  3. We need better youth ministry that is more about forming disciples of Christ. When I say formation, I do not mean more class time. Students get enough of that. But, when teaching social justice, take them to a soup kitchen. When teaching sexuality, have young married couples come talk to them. When teaching why the Incarnation is so important, bring them to Adoration. Teach them to prayTeach them to love Jesus. Preach the Gospel, again, again, and again. I commend the youth ministries that are already doing these things, but too many are not.
  4. We need better campus ministries. Many campuses have nothing. Most have little. Only a few have good ministries and even these capture less than 50% of Catholics on-campus. 
  5. We need more dynamic young adult ministries. We need something more than a singles' group or young married couples groups. These are fine, when done well, but we need amazingly attractive programs that think outside of the box.
I wish I had all the answers, and I sometimes act as if I do, but I don't. Rather, let this serve as a call to all of us - THE CHURCH - to do something about it personally, rather than wait for others to do it for us.


Comments and thoughts are welcome. Please be kind.

1 comment:

Jennifer Fitz said...

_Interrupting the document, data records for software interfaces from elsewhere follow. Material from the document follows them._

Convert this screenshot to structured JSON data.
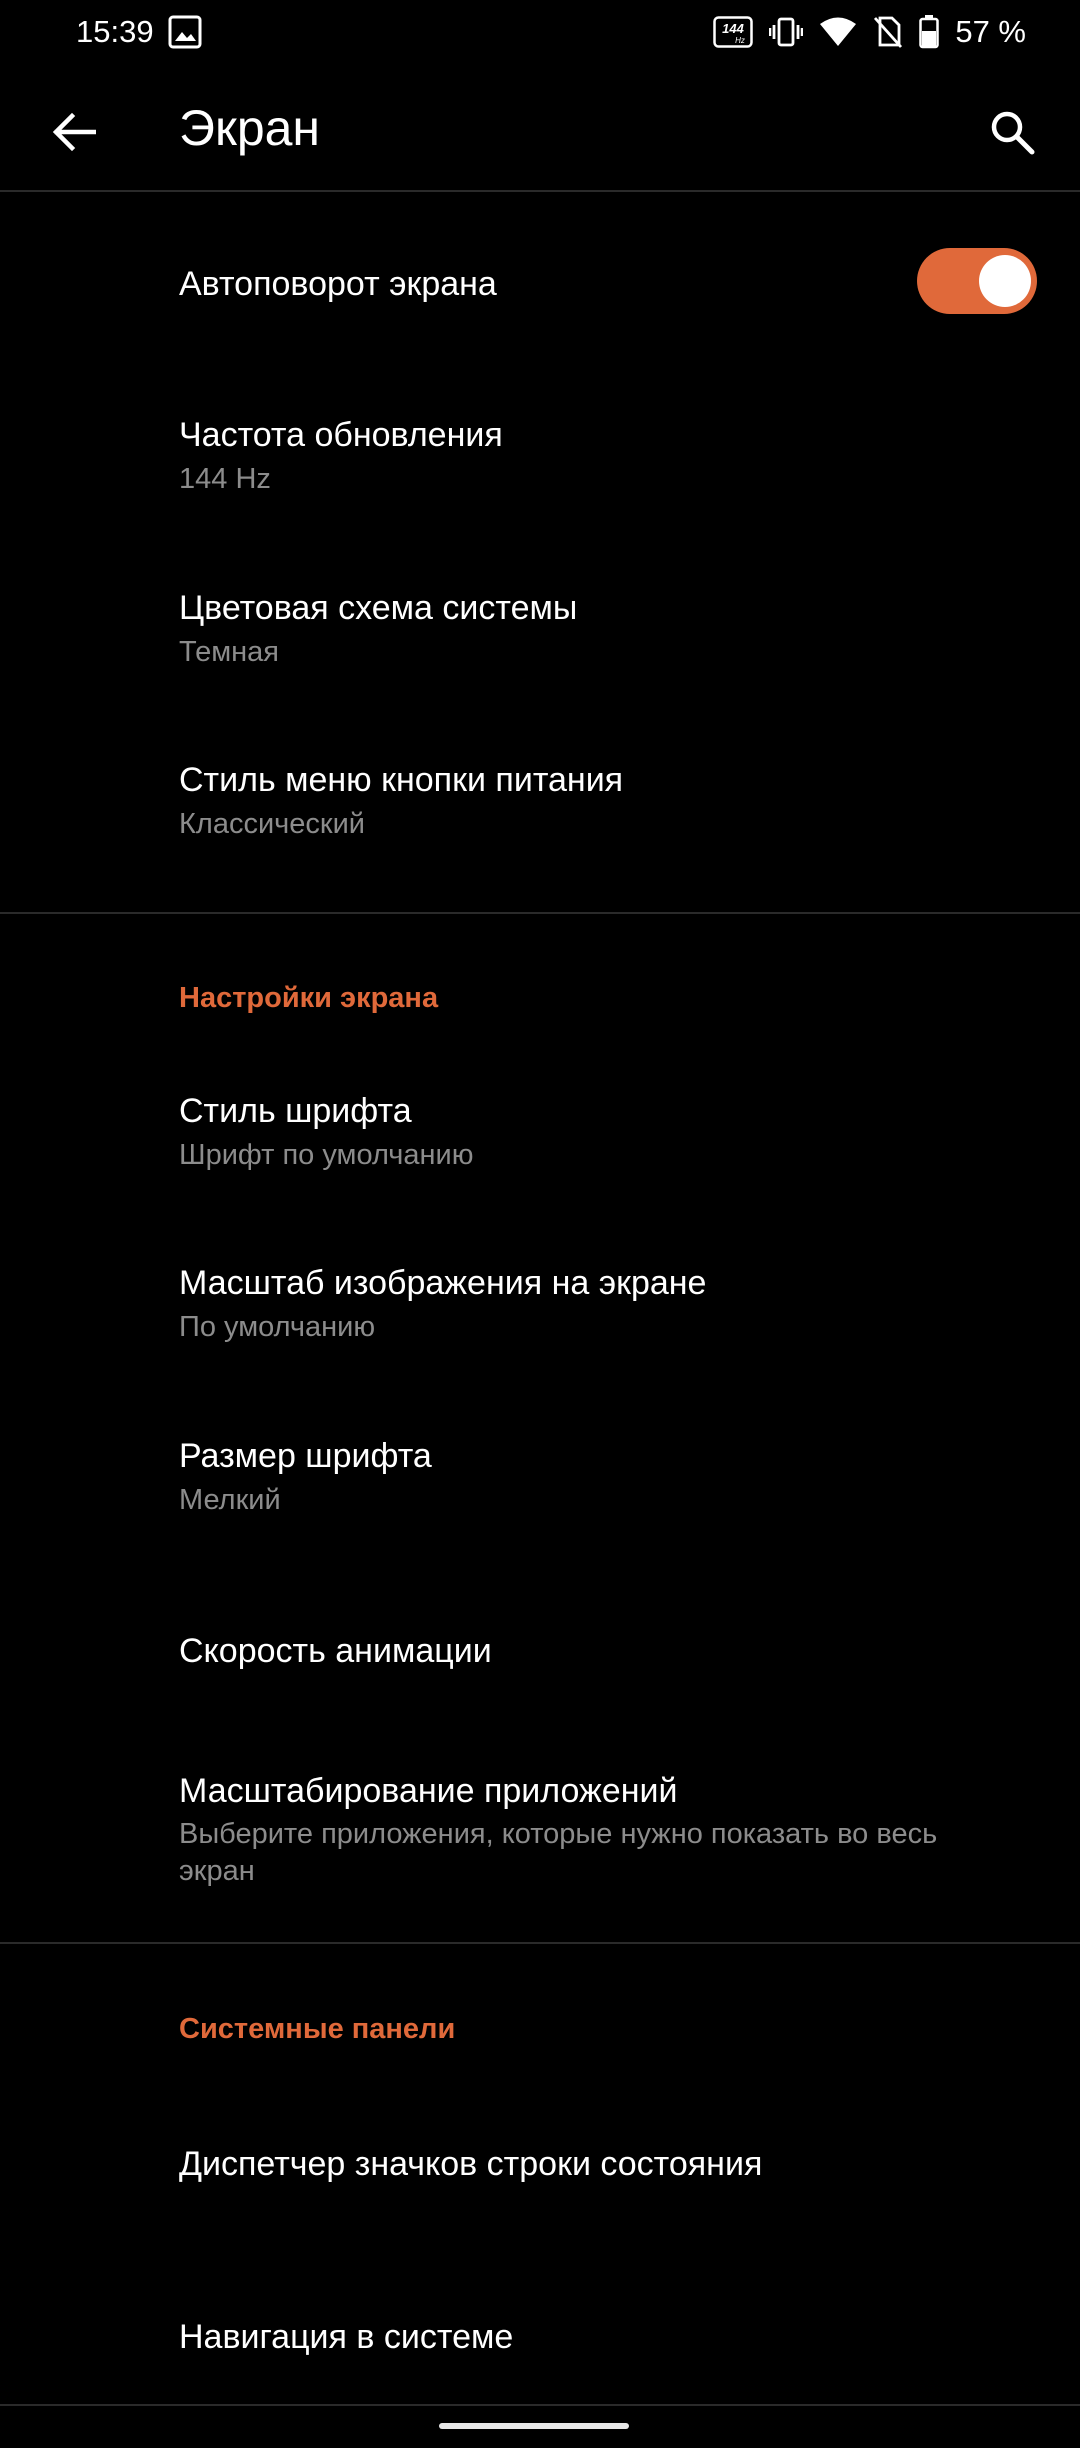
{
  "status_bar": {
    "time": "15:39",
    "refresh_badge": "144",
    "refresh_badge_unit": "Hz",
    "battery": "57 %",
    "icons": [
      "gallery-icon",
      "refresh-rate-icon",
      "vibrate-icon",
      "wifi-icon",
      "no-sim-icon",
      "battery-icon"
    ]
  },
  "app_bar": {
    "title": "Экран",
    "back_icon": "arrow-back-icon",
    "search_icon": "search-icon"
  },
  "accent_color": "#e0693a",
  "items_top": [
    {
      "title": "Автоповорот экрана",
      "toggle_on": true
    },
    {
      "title": "Частота обновления",
      "summary": "144 Hz"
    },
    {
      "title": "Цветовая схема системы",
      "summary": "Темная"
    },
    {
      "title": "Стиль меню кнопки питания",
      "summary": "Классический"
    }
  ],
  "section_display": {
    "header": "Настройки экрана",
    "items": [
      {
        "title": "Стиль шрифта",
        "summary": "Шрифт по умолчанию"
      },
      {
        "title": "Масштаб изображения на экране",
        "summary": "По умолчанию"
      },
      {
        "title": "Размер шрифта",
        "summary": "Мелкий"
      },
      {
        "title": "Скорость анимации"
      },
      {
        "title": "Масштабирование приложений",
        "summary": "Выберите приложения, которые нужно показать во весь экран"
      }
    ]
  },
  "section_panels": {
    "header": "Системные панели",
    "items": [
      {
        "title": "Диспетчер значков строки состояния"
      },
      {
        "title": "Навигация в системе"
      }
    ]
  }
}
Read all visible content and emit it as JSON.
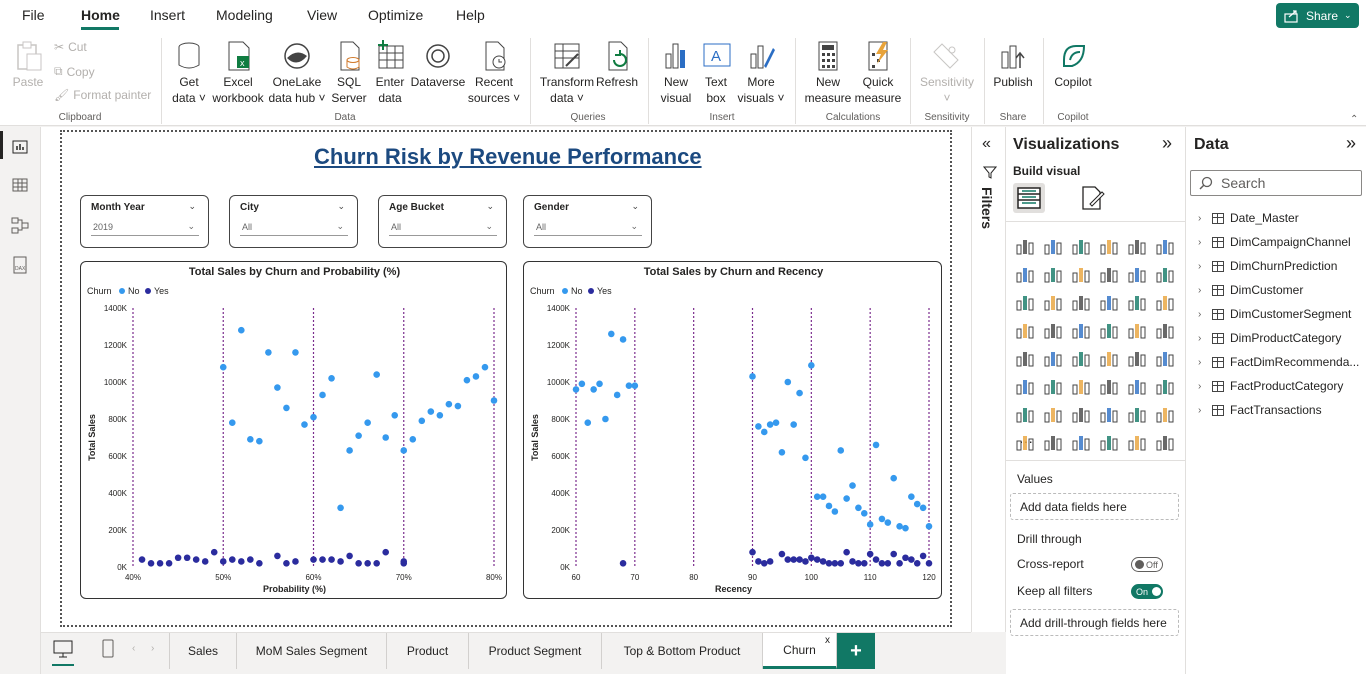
{
  "menu": {
    "file": "File",
    "home": "Home",
    "insert": "Insert",
    "modeling": "Modeling",
    "view": "View",
    "optimize": "Optimize",
    "help": "Help",
    "share": "Share"
  },
  "ribbon": {
    "paste": "Paste",
    "cut": "Cut",
    "copy": "Copy",
    "format_painter": "Format painter",
    "get_data_1": "Get",
    "get_data_2": "data ˅",
    "excel_1": "Excel",
    "excel_2": "workbook",
    "onelake_1": "OneLake",
    "onelake_2": "data hub ˅",
    "sql_1": "SQL",
    "sql_2": "Server",
    "enter_1": "Enter",
    "enter_2": "data",
    "dataverse": "Dataverse",
    "recent_1": "Recent",
    "recent_2": "sources ˅",
    "transform_1": "Transform",
    "transform_2": "data ˅",
    "refresh": "Refresh",
    "newvisual_1": "New",
    "newvisual_2": "visual",
    "textbox_1": "Text",
    "textbox_2": "box",
    "more_1": "More",
    "more_2": "visuals ˅",
    "newmeasure_1": "New",
    "newmeasure_2": "measure",
    "quick_1": "Quick",
    "quick_2": "measure",
    "sensitivity": "Sensitivity",
    "sensitivity_chev": "˅",
    "publish": "Publish",
    "copilot": "Copilot",
    "groups": {
      "clipboard": "Clipboard",
      "data": "Data",
      "queries": "Queries",
      "insert": "Insert",
      "calculations": "Calculations",
      "sensitivity": "Sensitivity",
      "share": "Share",
      "copilot": "Copilot"
    }
  },
  "report": {
    "title": "Churn Risk by Revenue Performance",
    "slicers": [
      {
        "label": "Month Year",
        "value": "2019"
      },
      {
        "label": "City",
        "value": "All"
      },
      {
        "label": "Age Bucket",
        "value": "All"
      },
      {
        "label": "Gender",
        "value": "All"
      }
    ]
  },
  "chart_data": [
    {
      "type": "scatter",
      "title": "Total Sales by Churn and Probability (%)",
      "legend_title": "Churn",
      "legend": [
        "No",
        "Yes"
      ],
      "xlabel": "Probability (%)",
      "ylabel": "Total Sales",
      "xlim": [
        40,
        80
      ],
      "ylim": [
        0,
        1400000
      ],
      "xticks": [
        "40%",
        "50%",
        "60%",
        "70%",
        "80%"
      ],
      "yticks": [
        "0K",
        "200K",
        "400K",
        "600K",
        "800K",
        "1000K",
        "1200K",
        "1400K"
      ],
      "reference_lines_x": [
        40,
        50,
        60,
        70,
        80
      ],
      "series": [
        {
          "name": "No",
          "color": "#3599ee",
          "points": [
            [
              50,
              1080000
            ],
            [
              51,
              780000
            ],
            [
              52,
              1280000
            ],
            [
              53,
              690000
            ],
            [
              54,
              680000
            ],
            [
              55,
              1160000
            ],
            [
              56,
              970000
            ],
            [
              57,
              860000
            ],
            [
              58,
              1160000
            ],
            [
              59,
              770000
            ],
            [
              60,
              810000
            ],
            [
              61,
              930000
            ],
            [
              62,
              1020000
            ],
            [
              63,
              320000
            ],
            [
              64,
              630000
            ],
            [
              65,
              710000
            ],
            [
              66,
              780000
            ],
            [
              67,
              1040000
            ],
            [
              68,
              700000
            ],
            [
              69,
              820000
            ],
            [
              70,
              630000
            ],
            [
              71,
              690000
            ],
            [
              72,
              790000
            ],
            [
              73,
              840000
            ],
            [
              74,
              820000
            ],
            [
              75,
              880000
            ],
            [
              76,
              870000
            ],
            [
              77,
              1010000
            ],
            [
              78,
              1030000
            ],
            [
              79,
              1080000
            ],
            [
              80,
              900000
            ]
          ]
        },
        {
          "name": "Yes",
          "color": "#2b2c9e",
          "points": [
            [
              41,
              40000
            ],
            [
              42,
              20000
            ],
            [
              43,
              20000
            ],
            [
              44,
              20000
            ],
            [
              45,
              50000
            ],
            [
              46,
              50000
            ],
            [
              47,
              40000
            ],
            [
              48,
              30000
            ],
            [
              49,
              80000
            ],
            [
              50,
              30000
            ],
            [
              51,
              40000
            ],
            [
              52,
              30000
            ],
            [
              53,
              40000
            ],
            [
              54,
              20000
            ],
            [
              56,
              60000
            ],
            [
              57,
              20000
            ],
            [
              58,
              30000
            ],
            [
              60,
              40000
            ],
            [
              61,
              40000
            ],
            [
              62,
              40000
            ],
            [
              63,
              30000
            ],
            [
              64,
              60000
            ],
            [
              65,
              20000
            ],
            [
              66,
              20000
            ],
            [
              67,
              20000
            ],
            [
              68,
              80000
            ],
            [
              70,
              20000
            ],
            [
              70,
              30000
            ]
          ]
        }
      ]
    },
    {
      "type": "scatter",
      "title": "Total Sales by Churn and Recency",
      "legend_title": "Churn",
      "legend": [
        "No",
        "Yes"
      ],
      "xlabel": "Recency",
      "ylabel": "Total Sales",
      "xlim": [
        60,
        120
      ],
      "ylim": [
        0,
        1400000
      ],
      "xticks": [
        "60",
        "70",
        "80",
        "90",
        "100",
        "110",
        "120"
      ],
      "yticks": [
        "0K",
        "200K",
        "400K",
        "600K",
        "800K",
        "1000K",
        "1200K",
        "1400K"
      ],
      "reference_lines_x": [
        60,
        70,
        80,
        90,
        100,
        110,
        120
      ],
      "series": [
        {
          "name": "No",
          "color": "#3599ee",
          "points": [
            [
              60,
              960000
            ],
            [
              61,
              990000
            ],
            [
              62,
              780000
            ],
            [
              63,
              960000
            ],
            [
              64,
              990000
            ],
            [
              65,
              800000
            ],
            [
              66,
              1260000
            ],
            [
              67,
              930000
            ],
            [
              68,
              1230000
            ],
            [
              69,
              980000
            ],
            [
              70,
              980000
            ],
            [
              90,
              1030000
            ],
            [
              91,
              760000
            ],
            [
              92,
              730000
            ],
            [
              93,
              770000
            ],
            [
              94,
              780000
            ],
            [
              95,
              620000
            ],
            [
              96,
              1000000
            ],
            [
              97,
              770000
            ],
            [
              98,
              940000
            ],
            [
              99,
              590000
            ],
            [
              100,
              1090000
            ],
            [
              101,
              380000
            ],
            [
              102,
              380000
            ],
            [
              103,
              330000
            ],
            [
              104,
              300000
            ],
            [
              105,
              630000
            ],
            [
              106,
              370000
            ],
            [
              107,
              440000
            ],
            [
              108,
              320000
            ],
            [
              109,
              290000
            ],
            [
              110,
              230000
            ],
            [
              111,
              660000
            ],
            [
              112,
              260000
            ],
            [
              113,
              240000
            ],
            [
              114,
              480000
            ],
            [
              115,
              220000
            ],
            [
              116,
              210000
            ],
            [
              117,
              380000
            ],
            [
              118,
              340000
            ],
            [
              119,
              320000
            ],
            [
              120,
              220000
            ]
          ]
        },
        {
          "name": "Yes",
          "color": "#2b2c9e",
          "points": [
            [
              68,
              20000
            ],
            [
              90,
              80000
            ],
            [
              91,
              30000
            ],
            [
              92,
              20000
            ],
            [
              93,
              30000
            ],
            [
              95,
              70000
            ],
            [
              96,
              40000
            ],
            [
              97,
              40000
            ],
            [
              98,
              40000
            ],
            [
              99,
              30000
            ],
            [
              100,
              50000
            ],
            [
              101,
              40000
            ],
            [
              102,
              30000
            ],
            [
              103,
              20000
            ],
            [
              104,
              20000
            ],
            [
              105,
              20000
            ],
            [
              106,
              80000
            ],
            [
              107,
              30000
            ],
            [
              108,
              20000
            ],
            [
              109,
              20000
            ],
            [
              110,
              70000
            ],
            [
              111,
              40000
            ],
            [
              112,
              20000
            ],
            [
              113,
              20000
            ],
            [
              114,
              70000
            ],
            [
              115,
              20000
            ],
            [
              116,
              50000
            ],
            [
              117,
              40000
            ],
            [
              118,
              20000
            ],
            [
              119,
              60000
            ],
            [
              120,
              20000
            ]
          ]
        }
      ]
    }
  ],
  "filters": {
    "label": "Filters"
  },
  "viz": {
    "title": "Visualizations",
    "build": "Build visual",
    "more": "···",
    "values": "Values",
    "values_placeholder": "Add data fields here",
    "drill": "Drill through",
    "cross": "Cross-report",
    "cross_state": "Off",
    "keep": "Keep all filters",
    "keep_state": "On",
    "drill_placeholder": "Add drill-through fields here"
  },
  "data": {
    "title": "Data",
    "search_placeholder": "Search",
    "tables": [
      "Date_Master",
      "DimCampaignChannel",
      "DimChurnPrediction",
      "DimCustomer",
      "DimCustomerSegment",
      "DimProductCategory",
      "FactDimRecommenda...",
      "FactProductCategory",
      "FactTransactions"
    ]
  },
  "tabs": [
    "Sales",
    "MoM Sales Segment",
    "Product",
    "Product Segment",
    "Top & Bottom Product",
    "Churn"
  ],
  "active_tab": "Churn",
  "tab_close": "x",
  "tab_add": "+"
}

I can't agree more about catechizing adults. From the pulpit, and by offering quality formation, with child care, at various times and days throughout the week.